So at least for the first one I was not sailing with any weather. I was just going with what I had at the back of my mind.
As 2022 will be a drag race, you kind of know the entire weather enroute.
Even if I get no weather update I can complete the circumnavigation.
The Southern Ocean weather is very predictable. If you get some good weather information it will help with racing, but with no weather information you can still go around the world.
Jean-Luc Van Den Heede consulted meteorologists and studied the weather to choose the best route which helped him make early gains in the 2018 race. Do you plan to do the same?
Abhilash Tomy: If I have time.
What self-steering set up are you planning on using?
Abhilash Tomy: I will be using same windvane steering as last time, the Windpilot. It is simple and rugged and I didn’t have any problems with the Windpilot last time
What antifouling will you be using?
Abhilash Tomy: I have yet to decide on that, but it will be something that will last.
How is your celestial navigation going?
Abhilash Tomy: Last time, I sailed 12,000 miles using celestial navigation and I was very, very comfortable with that.
This time I have brushed up so it shouldn’t be a problem.
I am extremely comfortable with celestial navigation, it is one of the things I look forward to doing every day.
Even in that storm, when I had the accident, in the middle of the storm I saw the sun and I thought I would get my sextant and shoot it.
Is coping with isolation an issue?
Abhilash Tomy: No it is not a problem.
In fact, when I was checking my sailing log I have more solo sailing experience than sailing with someone else.

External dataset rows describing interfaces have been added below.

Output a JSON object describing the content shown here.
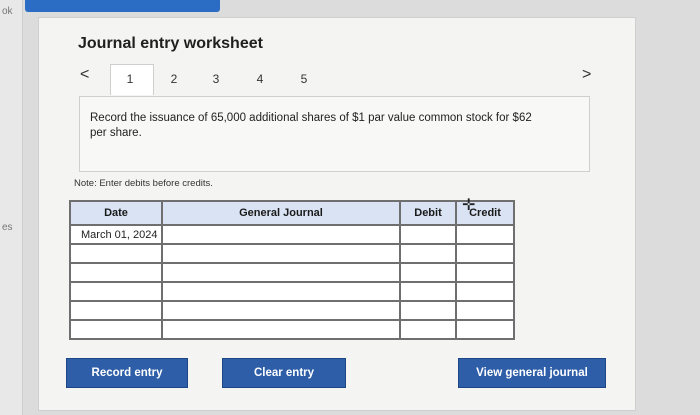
{
  "sidebar": {
    "text_top": "ok",
    "text_mid": "es"
  },
  "header": {
    "title": "Journal entry worksheet"
  },
  "tabs": {
    "prev": "<",
    "next": ">",
    "labels": [
      "1",
      "2",
      "3",
      "4",
      "5"
    ],
    "active": "1"
  },
  "prompt": {
    "text": "Record the issuance of 65,000 additional shares of $1 par value common stock for $62 per share."
  },
  "note": {
    "text": "Note: Enter debits before credits."
  },
  "table": {
    "headers": {
      "date": "Date",
      "journal": "General Journal",
      "debit": "Debit",
      "credit": "Credit"
    },
    "rows": [
      {
        "date": "March 01, 2024",
        "journal": "",
        "debit": "",
        "credit": ""
      },
      {
        "date": "",
        "journal": "",
        "debit": "",
        "credit": ""
      },
      {
        "date": "",
        "journal": "",
        "debit": "",
        "credit": ""
      },
      {
        "date": "",
        "journal": "",
        "debit": "",
        "credit": ""
      },
      {
        "date": "",
        "journal": "",
        "debit": "",
        "credit": ""
      },
      {
        "date": "",
        "journal": "",
        "debit": "",
        "credit": ""
      }
    ]
  },
  "buttons": {
    "record": "Record entry",
    "clear": "Clear entry",
    "view": "View general journal"
  },
  "colors": {
    "accent": "#2e5ea8",
    "header_bg": "#d9e3f3"
  }
}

I love sailing alone. I would rather sail alone than with crew.
It is much less responsibility and more fulfilling.
How do you handle challenges while alone at sea?
Abhilash Tomy: You always have a plan, an alternative plan and a third plan so I go with three backups although you don’t have a backup for a spine fracture!
How will you keep yourself motivated during the 2022 race?
Abhilash Tomy: I am always motivated.
I learnt a lot of things from the first nonstop circumnavigation I did.
To prepare, I sailed 27,000 miles on the boat to feel comfortable.
Initially I was very uncomfortable being on a boat. Being on a boat is tough: everything is wet, salty, too hot or too cold, you don’t get to eat what you like eating, you can’t talk to people and you always look at the destination because the destination is some sort of a salvation.
You reach your designation, and there are people, good food, a good bed and a good toilet etc.
One day, I realised the biggest impediment for me being happy at sea was the fact I was always looking to the destination and all the things that came with finishing the voyage.
I changed my mindset.
I decided not to think about the destination or the speed of the boat or how quickly I was to reach the next port and, with that, the present moment became a lot more comfortable.
If you keep at it, it is much easier to be in the moment.
What will you miss while taking part in the race?
Abhilash Tomy: I don’t know.
I really don’t miss anything when I go sailing, but this time will be different as I have a 3 year old son and I will miss him, and my wife has made a very comfortable home so I might miss that as well.
What treat will you be taking?
Abhilash Tomy: Popcorn; lots of popcorn as I love popping corn at sea
GGR 2018 was a celebration of Sir Robin Knox-Johnston. The GGR 2022 is a celebration of Bernard Moitessier. What words of wisdom from Moitessier will you be following in the race?
Abhilash Tomy: I think Moitessier used to meditate on the boat and for some reason I stopped meditating in the last race, but this time I will meditate every day.
Enjoyed reading Abhilash Tomy: 2022 Golden Globe Race skipper?
A subscription to Yachting Monthly magazine costs around 40% less than the cover price.
Print and digital editions are available through Magazines Direct – where you can also find the latest deals.
YM is packed with information to help you get the most from your time on the water.
- Take your seamanship to the next level with tips, advice and skills from our experts
- Impartial in-depth reviews of the latest yachts and equipment
- Cruising guides to help you reach those dream destinations